- [Material to process]
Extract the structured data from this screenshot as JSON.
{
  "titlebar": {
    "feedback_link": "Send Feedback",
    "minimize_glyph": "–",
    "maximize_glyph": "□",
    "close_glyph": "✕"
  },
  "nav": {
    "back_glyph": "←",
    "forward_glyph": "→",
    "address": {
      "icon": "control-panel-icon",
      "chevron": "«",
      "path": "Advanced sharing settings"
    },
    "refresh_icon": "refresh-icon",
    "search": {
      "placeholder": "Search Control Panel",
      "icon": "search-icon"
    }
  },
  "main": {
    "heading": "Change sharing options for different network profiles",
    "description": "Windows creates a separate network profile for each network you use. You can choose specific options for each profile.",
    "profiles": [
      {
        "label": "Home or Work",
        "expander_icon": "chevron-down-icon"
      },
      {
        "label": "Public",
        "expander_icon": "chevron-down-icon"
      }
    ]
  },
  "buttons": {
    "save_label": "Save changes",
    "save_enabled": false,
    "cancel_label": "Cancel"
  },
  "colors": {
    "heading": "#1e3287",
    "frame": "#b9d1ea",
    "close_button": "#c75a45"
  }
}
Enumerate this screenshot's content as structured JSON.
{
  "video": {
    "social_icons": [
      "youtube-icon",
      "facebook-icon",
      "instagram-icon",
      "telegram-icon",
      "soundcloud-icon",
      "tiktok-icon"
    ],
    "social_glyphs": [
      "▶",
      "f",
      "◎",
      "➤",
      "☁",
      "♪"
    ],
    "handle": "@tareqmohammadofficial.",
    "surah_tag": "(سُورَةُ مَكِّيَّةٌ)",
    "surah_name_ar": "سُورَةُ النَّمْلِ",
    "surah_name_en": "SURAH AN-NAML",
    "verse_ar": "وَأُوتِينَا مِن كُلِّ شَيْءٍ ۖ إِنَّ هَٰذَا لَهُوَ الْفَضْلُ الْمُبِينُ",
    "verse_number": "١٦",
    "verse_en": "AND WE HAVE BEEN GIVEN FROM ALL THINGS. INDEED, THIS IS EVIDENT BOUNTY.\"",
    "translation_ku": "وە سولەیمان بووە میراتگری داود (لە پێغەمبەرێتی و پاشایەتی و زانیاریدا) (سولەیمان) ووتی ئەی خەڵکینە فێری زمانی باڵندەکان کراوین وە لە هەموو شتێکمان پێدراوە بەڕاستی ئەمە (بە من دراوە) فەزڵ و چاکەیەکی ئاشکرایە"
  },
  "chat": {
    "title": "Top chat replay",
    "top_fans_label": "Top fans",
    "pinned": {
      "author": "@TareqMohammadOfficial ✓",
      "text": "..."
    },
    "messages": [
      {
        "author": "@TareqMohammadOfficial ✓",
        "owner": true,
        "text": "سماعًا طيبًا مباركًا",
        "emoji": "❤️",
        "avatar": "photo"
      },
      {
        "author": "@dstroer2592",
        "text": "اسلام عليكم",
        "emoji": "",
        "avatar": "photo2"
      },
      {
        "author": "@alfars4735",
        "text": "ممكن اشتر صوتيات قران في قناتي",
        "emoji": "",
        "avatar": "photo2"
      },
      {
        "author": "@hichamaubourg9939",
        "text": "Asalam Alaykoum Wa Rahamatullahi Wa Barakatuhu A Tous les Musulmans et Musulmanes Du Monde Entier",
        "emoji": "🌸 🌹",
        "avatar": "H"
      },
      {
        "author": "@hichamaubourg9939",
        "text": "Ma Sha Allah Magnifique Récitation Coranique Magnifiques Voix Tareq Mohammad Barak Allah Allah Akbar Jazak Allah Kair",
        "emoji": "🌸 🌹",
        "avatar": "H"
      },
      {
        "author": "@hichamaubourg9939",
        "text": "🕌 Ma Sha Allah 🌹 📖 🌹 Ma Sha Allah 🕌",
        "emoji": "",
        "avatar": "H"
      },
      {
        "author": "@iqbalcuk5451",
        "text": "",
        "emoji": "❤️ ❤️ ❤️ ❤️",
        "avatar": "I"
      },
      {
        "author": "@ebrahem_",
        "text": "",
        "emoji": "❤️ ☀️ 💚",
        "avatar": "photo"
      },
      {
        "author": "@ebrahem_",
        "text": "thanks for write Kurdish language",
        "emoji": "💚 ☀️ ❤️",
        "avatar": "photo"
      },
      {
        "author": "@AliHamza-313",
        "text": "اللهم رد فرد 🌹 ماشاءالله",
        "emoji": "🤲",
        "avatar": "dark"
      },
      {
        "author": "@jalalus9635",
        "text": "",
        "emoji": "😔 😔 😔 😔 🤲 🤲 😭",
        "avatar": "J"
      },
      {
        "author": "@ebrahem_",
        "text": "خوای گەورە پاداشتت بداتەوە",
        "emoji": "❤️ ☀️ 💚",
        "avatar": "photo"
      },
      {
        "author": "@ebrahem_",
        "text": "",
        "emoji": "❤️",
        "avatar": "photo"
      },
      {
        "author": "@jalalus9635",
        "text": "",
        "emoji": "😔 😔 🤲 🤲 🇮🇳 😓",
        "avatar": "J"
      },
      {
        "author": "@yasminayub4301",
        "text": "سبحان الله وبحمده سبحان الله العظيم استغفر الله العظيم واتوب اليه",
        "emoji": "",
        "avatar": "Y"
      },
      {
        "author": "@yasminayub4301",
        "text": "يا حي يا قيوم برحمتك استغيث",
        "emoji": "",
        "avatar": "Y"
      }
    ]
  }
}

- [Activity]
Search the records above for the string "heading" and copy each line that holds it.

- [Expected answer]
    "heading": "Change sharing options for different network profiles",
    "heading": "#1e3287",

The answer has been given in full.